Here are seven things I’ve learned about playwriting.
It’s all about story structure
Even the most experimental plays have a beginning, middle, and end. Without structure, stories can’t provide audiences with the things they expect and deserve: order from chaos, new insight into the world, or the opportunity to walk in another’s shoes then return to their own lives with fresh eyes.
I’ve learned that story structure is hard to do well, but it’s not optional. Without structure, my stories fall over. With it, my stories can fly. I highly recommend John Yorke’s Into the Woods for further reading.
Playwriting is collaborative
The script is a blueprint that invites creative contribution – from directors, actors, designers, technical teams, and composers. There’s a natural and healthy tension between creative control and collaboration.
I’ve learned when I write in a way that communicates my vision yet leaves space for others’ imagination, the best version of an idea has the chance to bubble up. All my scripts include notes that help express my vision for the piece along with this statement: “actors are welcome to ignore these notes.”
“Scriptwriting is not about the words on the page…it’s about mapping behaviour”
I borrow this quote from the brilliant playwright Simon Stephens. When I heard him say this, my gut flipped with the truth of it. It’s easy to get seduced by wordsmithing (I did – I still do) but I’ve learned the real work of a playwright is not crafting pretty sentences; it’s exploring what it means to be human – mapping behaviour. Take a character. What does she want? What’s stopping her getting it? What does she do to get what she wants? To whom? What are the consequences? How does she handle these consequences? Then what does she do? And so on…
It’s all about serving actors – with great characters, dialogue, subtext, and action
The way playwrights map behaviour is through dialogue and stage directions. What is said? More importantly, what is not said?

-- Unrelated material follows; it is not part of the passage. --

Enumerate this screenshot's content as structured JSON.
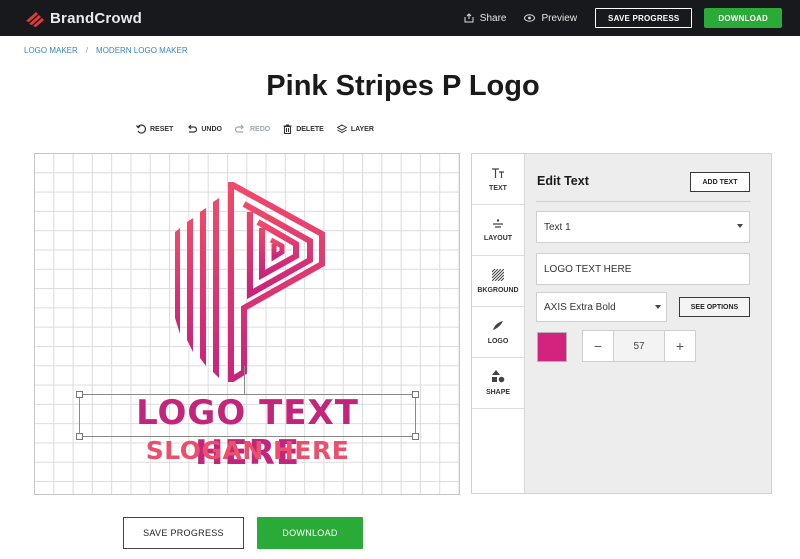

I’ve learned that actors will find the subtext and leak truth to the audience through their body language, tone of voice, or just a glance. Great playwriting leaves bags of space for brilliant actors to do their work.

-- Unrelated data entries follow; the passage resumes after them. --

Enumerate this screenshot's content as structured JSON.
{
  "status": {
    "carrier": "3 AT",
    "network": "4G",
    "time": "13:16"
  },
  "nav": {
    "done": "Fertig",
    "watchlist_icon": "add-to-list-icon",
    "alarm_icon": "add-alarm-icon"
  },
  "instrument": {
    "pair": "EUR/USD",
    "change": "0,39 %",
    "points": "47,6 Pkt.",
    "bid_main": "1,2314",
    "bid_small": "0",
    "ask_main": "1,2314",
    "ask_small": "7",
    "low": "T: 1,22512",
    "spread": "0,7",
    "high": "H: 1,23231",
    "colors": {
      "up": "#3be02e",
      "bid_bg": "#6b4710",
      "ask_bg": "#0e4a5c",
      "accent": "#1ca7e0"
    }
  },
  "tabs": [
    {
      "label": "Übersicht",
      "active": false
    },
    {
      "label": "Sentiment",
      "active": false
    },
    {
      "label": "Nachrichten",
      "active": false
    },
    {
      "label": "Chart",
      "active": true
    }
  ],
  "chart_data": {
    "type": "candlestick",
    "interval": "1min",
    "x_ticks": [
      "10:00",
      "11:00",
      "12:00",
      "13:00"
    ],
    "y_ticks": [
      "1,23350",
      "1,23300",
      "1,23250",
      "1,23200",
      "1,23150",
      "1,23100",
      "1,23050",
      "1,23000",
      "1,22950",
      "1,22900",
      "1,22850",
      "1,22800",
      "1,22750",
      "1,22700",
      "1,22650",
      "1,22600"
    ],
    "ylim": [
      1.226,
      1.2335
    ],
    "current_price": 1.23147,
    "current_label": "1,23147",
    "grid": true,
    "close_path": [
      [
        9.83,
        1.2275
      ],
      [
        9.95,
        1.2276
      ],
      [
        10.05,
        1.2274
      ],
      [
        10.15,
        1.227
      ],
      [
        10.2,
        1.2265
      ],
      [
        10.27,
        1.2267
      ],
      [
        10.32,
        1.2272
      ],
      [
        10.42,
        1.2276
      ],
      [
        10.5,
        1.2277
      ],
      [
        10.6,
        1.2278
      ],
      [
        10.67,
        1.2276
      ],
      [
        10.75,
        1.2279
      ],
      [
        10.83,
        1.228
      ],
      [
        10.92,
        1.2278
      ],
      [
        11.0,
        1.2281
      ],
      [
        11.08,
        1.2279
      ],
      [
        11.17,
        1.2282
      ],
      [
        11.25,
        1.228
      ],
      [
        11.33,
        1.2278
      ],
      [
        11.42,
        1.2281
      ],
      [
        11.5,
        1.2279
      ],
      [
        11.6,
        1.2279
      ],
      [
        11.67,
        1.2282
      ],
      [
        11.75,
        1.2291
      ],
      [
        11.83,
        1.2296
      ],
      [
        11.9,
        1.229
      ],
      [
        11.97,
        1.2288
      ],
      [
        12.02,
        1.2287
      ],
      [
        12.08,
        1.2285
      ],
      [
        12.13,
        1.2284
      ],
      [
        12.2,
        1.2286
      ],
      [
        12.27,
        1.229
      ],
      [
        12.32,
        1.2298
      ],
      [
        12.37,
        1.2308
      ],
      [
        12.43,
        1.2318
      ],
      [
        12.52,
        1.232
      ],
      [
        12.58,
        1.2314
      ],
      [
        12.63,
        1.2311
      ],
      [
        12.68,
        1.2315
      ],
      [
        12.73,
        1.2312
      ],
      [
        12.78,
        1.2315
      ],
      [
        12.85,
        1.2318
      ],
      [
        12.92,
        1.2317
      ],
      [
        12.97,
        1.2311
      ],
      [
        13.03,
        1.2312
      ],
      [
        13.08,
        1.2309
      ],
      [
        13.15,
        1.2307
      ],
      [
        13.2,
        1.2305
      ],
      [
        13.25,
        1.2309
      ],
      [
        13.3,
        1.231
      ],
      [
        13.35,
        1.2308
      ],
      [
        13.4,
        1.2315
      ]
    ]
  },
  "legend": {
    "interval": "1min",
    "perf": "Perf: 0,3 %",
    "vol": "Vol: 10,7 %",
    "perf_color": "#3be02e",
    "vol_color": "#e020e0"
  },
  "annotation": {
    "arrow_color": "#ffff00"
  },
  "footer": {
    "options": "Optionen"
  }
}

Finish it. Get it on its feet
Neil Gaiman said, “Whatever it takes to finish things, finish. You will learn more from a glorious failure than you ever will from something you never finished.”

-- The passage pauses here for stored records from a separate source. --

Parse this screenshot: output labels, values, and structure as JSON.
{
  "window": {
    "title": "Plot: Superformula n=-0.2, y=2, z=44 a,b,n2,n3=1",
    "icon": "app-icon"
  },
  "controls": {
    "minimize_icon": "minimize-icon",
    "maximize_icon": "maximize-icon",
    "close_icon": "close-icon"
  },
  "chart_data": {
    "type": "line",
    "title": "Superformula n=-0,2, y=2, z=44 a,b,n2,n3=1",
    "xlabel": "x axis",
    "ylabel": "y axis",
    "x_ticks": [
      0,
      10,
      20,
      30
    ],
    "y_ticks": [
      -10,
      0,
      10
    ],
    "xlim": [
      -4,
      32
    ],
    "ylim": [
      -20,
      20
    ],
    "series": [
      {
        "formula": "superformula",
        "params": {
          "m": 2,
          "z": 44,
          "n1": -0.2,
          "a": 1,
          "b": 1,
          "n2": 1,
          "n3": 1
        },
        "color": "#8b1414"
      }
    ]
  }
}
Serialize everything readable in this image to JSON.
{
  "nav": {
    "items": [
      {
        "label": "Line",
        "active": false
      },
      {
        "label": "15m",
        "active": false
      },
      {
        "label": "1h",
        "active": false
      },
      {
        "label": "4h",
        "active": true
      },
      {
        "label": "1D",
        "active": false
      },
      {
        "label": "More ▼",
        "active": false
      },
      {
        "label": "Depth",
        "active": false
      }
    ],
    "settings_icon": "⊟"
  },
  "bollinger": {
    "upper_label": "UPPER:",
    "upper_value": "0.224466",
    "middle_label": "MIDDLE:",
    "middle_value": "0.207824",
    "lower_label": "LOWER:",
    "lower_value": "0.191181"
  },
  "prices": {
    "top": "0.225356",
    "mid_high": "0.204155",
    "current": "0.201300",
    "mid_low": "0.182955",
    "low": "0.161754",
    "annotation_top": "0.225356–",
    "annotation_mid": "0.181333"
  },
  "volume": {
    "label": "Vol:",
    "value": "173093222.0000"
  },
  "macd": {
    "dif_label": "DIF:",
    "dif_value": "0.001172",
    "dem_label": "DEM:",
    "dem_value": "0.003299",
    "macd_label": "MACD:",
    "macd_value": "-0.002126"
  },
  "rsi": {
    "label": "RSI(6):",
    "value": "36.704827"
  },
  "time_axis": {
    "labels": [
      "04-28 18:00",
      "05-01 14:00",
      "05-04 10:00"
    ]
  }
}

So true. One of the reasons I’ve learned so much since 2013 is that I’ve written, finished, and produced lots of short pieces. Each piece has taught me something new, just by getting it over the line. Putting the script into actors’ hands and watching an audience respond has taught me even more. I reckon at least 50% of my learning happens after a piece of work is finished. I used to rob myself of this learning by not finishing projects.
Writing plays is a vehicle for my growth and development
Probably the most important thing I’ve learned is that writing stories makes me a better person. As I create characters, plonk them into challenging situations, ramp up the tension and see what they do, I imagine myself in these situations too. I understand other views of the world a bit better. Stories are one of the places where empathy can be born.
To quote Seth Godin (blog 30/7/16), “Empathy is difficult. If you believed what he believes, you’d do precisely what he’s doing. Think about that for a second. People act based on the way they see the world… Understanding someone else’s story is hard… but it’s worth the effort.”
So after all that, what’s the seventh thing I’ve learnt?
Write another play. There’s always more for me to learn.
Links to more playwriting info:
The Student Guide to Writing: Playwriting (10 lesson plans written by industry experts).
Bruntwood prize writing resources.
Story structure: John Yorke.
Simon Stephens on how playwriting’s not about words (watch from 38:43).
Seth Godin’s blog.